Afro-American until his death; his final column, about his
generous neighbors, appeared last Friday. "I've always felt that
there was nothing special about me," Lacy said in '98. "And I
know how this may sound. But any person with a little vision, a
little curiosity, a little nerve could have done what I did."

Died of liver and kidney failure, former LSU and NFL quarterback
David Woodley, 44, who as a Dolphin in 1983 became the youngest
quarterback to start a Super Bowl. A Shreveport, La., native,
Woodley threw for 2,084 yards and rushed for 833 yards in four
years of sharing snaps at LSU with fan favorite Steve Ensminger.
But he was wounded by the boos he received and became distant,
often sitting alone with a newspaper and a beer. "David was a
gifted, intelligent athlete, but he suffered," says Lynn Amedee,
Woodley's LSU quarterbacks coach. "He never felt like he was 'our
guy.'" Nor did Woodley feel at home with Miami.

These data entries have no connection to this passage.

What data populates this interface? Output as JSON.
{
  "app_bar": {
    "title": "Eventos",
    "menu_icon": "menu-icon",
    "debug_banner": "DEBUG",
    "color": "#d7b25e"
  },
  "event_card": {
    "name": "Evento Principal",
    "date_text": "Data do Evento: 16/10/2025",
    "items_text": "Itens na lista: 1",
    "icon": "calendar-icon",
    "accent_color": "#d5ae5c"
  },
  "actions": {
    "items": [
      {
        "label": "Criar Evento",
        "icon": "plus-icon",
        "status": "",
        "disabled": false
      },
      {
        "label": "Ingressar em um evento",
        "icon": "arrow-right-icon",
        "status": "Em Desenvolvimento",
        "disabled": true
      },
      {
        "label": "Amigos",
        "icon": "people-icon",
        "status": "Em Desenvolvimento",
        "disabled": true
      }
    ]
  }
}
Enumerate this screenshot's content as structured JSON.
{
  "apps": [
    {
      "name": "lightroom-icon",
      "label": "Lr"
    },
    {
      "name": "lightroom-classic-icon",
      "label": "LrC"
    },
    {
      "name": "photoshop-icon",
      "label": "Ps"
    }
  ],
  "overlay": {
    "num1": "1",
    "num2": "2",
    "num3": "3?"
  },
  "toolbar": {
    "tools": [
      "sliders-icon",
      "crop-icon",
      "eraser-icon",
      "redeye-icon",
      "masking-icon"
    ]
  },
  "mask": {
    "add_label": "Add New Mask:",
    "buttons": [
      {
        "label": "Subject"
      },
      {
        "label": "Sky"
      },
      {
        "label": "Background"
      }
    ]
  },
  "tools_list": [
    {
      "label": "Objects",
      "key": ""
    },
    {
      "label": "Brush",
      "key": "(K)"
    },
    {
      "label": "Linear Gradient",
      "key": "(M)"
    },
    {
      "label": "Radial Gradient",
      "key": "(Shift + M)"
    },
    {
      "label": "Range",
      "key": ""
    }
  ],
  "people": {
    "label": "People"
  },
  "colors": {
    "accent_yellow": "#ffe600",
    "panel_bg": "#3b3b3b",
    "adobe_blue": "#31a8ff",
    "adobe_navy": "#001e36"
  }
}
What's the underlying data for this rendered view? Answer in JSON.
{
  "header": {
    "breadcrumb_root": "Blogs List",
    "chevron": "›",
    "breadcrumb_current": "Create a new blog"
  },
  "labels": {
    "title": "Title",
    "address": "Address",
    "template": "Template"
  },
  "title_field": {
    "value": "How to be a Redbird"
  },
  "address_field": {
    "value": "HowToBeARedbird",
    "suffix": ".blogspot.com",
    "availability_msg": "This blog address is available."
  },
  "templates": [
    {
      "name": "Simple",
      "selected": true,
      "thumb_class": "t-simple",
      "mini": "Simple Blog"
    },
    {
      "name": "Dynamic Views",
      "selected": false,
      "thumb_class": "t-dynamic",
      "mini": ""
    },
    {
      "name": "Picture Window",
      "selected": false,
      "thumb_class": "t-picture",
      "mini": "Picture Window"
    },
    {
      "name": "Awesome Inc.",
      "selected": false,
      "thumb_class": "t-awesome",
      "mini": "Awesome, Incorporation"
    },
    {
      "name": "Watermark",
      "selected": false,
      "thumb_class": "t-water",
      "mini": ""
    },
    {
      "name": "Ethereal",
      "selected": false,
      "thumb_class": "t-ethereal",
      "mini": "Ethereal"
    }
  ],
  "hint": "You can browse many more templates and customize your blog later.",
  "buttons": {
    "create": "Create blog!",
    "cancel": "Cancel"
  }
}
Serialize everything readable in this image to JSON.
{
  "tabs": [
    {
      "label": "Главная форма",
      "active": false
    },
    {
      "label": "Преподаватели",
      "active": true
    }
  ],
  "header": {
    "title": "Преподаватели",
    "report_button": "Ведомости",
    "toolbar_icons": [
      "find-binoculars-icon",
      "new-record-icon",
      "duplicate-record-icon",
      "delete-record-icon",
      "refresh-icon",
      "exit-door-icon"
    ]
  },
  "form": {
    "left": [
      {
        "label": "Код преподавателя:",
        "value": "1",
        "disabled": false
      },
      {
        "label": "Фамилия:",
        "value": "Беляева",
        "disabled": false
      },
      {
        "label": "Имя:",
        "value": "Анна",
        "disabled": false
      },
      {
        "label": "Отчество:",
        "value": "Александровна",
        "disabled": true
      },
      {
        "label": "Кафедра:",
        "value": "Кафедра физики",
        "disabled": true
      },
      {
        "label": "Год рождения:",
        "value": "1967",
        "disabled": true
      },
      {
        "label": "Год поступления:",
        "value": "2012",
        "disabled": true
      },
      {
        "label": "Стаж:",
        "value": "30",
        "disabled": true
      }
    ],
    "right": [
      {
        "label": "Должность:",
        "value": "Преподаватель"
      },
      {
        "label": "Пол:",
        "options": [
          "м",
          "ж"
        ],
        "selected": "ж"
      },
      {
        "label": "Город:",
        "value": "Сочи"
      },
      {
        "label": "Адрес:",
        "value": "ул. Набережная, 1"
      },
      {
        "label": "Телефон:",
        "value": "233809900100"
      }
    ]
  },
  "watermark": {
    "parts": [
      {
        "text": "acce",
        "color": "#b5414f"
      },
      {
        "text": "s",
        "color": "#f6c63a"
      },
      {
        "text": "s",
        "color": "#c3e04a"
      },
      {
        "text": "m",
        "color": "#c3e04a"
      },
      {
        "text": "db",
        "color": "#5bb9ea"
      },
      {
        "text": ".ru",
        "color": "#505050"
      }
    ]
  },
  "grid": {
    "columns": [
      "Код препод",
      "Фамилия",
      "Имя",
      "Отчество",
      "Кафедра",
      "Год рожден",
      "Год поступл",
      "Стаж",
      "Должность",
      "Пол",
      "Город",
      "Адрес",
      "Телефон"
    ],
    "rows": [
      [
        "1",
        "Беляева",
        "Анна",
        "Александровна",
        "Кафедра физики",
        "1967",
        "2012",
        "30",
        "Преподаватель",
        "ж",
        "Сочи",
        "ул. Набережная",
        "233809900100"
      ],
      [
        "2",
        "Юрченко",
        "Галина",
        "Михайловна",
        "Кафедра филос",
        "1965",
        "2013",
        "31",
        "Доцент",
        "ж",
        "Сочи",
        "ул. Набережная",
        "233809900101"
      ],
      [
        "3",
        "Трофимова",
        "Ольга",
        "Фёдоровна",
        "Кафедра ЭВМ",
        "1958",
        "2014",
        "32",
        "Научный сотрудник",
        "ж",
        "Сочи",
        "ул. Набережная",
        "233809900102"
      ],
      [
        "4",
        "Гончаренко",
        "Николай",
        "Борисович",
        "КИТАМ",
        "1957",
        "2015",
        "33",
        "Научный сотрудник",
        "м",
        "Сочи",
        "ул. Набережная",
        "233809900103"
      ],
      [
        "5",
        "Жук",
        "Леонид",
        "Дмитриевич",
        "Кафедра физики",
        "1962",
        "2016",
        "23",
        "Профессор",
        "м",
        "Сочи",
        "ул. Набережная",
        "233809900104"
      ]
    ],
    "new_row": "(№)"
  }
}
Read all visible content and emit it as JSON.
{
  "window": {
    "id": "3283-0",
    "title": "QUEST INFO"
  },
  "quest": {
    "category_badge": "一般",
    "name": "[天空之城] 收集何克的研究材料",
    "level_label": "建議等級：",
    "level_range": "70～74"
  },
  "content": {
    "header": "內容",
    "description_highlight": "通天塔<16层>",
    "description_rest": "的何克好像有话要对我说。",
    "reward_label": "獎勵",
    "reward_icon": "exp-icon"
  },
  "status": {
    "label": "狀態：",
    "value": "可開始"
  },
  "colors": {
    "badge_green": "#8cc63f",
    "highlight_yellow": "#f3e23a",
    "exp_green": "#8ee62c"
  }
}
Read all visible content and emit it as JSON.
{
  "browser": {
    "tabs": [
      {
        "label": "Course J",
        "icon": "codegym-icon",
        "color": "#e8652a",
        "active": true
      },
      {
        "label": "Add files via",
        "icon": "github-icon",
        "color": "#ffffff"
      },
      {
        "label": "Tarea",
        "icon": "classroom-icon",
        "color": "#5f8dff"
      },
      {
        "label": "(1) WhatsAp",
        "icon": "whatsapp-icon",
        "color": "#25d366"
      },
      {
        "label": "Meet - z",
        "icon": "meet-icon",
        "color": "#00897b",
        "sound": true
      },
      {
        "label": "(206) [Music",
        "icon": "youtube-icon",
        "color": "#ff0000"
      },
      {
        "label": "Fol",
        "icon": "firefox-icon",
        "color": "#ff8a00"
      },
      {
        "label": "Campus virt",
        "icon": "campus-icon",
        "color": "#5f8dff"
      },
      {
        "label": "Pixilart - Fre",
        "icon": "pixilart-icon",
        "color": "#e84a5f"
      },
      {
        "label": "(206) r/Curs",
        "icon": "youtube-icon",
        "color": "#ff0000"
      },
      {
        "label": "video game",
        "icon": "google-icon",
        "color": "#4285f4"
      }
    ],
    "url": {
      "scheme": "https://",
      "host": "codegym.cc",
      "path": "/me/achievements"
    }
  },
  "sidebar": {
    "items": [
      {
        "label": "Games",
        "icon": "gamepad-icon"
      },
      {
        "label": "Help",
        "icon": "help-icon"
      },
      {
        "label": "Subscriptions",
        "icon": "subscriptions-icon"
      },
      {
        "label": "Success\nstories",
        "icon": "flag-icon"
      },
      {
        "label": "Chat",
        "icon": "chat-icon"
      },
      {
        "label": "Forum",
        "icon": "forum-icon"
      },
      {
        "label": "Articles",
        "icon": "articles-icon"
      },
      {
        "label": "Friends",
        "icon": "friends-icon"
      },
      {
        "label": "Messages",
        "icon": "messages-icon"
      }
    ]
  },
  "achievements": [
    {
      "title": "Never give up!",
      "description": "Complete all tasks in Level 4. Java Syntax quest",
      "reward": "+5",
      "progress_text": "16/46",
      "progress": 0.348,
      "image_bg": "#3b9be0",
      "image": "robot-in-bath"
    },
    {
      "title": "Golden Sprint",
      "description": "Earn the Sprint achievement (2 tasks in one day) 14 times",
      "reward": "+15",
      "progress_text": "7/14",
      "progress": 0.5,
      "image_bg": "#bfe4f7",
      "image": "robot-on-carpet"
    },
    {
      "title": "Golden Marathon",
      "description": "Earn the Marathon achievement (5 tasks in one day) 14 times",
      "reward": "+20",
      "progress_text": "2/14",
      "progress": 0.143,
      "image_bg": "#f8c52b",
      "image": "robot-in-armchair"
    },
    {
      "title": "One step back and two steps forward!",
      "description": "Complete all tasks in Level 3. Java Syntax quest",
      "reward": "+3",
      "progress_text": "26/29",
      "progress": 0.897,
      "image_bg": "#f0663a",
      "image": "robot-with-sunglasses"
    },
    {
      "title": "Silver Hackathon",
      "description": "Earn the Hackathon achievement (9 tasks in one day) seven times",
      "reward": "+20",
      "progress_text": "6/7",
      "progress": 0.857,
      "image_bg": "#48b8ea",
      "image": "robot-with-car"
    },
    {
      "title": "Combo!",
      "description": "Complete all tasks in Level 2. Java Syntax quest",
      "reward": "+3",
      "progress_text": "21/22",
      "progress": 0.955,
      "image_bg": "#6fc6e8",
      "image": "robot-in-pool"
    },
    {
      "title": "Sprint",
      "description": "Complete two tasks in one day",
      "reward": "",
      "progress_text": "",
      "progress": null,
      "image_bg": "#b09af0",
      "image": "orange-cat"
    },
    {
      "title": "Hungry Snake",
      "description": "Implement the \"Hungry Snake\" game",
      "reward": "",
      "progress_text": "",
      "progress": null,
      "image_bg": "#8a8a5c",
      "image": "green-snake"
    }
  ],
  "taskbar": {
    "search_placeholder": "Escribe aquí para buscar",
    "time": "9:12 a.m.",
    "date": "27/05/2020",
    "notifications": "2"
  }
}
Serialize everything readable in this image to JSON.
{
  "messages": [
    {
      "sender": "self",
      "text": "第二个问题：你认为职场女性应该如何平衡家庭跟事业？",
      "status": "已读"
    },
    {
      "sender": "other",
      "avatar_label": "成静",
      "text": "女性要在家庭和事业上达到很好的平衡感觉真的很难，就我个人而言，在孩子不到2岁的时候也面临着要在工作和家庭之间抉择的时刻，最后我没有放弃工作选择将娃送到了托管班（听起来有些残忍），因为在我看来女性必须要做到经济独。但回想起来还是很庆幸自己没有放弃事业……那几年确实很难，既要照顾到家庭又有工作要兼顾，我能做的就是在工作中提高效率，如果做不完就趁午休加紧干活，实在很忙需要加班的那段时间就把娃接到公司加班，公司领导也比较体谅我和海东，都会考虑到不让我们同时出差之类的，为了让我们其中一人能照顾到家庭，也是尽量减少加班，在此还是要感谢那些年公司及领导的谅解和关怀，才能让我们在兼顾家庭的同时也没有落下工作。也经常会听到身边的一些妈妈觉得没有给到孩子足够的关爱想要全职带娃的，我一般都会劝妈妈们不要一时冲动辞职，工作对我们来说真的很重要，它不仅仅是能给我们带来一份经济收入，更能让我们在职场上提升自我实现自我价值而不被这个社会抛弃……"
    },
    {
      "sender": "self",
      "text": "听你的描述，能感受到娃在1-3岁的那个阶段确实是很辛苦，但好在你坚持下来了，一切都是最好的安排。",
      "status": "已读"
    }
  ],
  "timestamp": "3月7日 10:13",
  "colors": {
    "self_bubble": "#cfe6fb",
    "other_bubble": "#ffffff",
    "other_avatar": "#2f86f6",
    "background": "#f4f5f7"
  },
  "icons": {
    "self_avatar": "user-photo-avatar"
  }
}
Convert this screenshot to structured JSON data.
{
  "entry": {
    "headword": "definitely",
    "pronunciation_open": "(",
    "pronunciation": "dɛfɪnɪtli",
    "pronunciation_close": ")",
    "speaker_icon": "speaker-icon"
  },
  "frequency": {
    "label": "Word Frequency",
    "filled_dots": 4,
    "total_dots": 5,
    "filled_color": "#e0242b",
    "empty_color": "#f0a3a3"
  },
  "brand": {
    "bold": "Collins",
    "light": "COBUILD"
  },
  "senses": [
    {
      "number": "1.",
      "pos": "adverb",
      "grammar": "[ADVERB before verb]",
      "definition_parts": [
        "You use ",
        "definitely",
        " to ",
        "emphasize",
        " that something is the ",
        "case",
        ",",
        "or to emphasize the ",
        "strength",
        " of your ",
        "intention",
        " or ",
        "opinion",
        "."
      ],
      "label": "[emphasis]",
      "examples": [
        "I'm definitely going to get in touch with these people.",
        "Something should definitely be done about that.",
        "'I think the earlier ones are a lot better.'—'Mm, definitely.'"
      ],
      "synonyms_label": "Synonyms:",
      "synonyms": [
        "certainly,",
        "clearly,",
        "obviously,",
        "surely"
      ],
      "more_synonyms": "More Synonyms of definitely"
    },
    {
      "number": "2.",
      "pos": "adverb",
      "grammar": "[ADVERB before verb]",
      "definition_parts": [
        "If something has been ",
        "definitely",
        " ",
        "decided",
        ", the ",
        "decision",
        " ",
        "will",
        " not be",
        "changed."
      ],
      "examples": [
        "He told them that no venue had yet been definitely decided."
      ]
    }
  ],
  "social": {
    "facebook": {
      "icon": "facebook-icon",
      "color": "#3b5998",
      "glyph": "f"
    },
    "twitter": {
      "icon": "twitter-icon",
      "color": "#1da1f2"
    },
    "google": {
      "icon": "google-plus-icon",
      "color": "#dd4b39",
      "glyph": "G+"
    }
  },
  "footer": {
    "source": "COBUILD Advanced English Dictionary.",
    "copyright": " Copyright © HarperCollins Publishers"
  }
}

He started Super
Bowl XVII against the Redskins but did not complete a pass in the
second half of a 27-17 loss. The next year he was traded to the
Steelers, and he abruptly retired two years later at 27. In 1992
Woodley underwent a liver transplant, which led him to quit
drinking and to speak publicly about organ donation. Recently,
though, except for a stint last fall as a football radio
commentator for his high school, he was seldom seen. "He loved to
talk football but very rarely about himself," says his
co-commentator, Charlie Cavell. "When he did mention his career,
you got a sense of regret. David was, I think, a lost soul."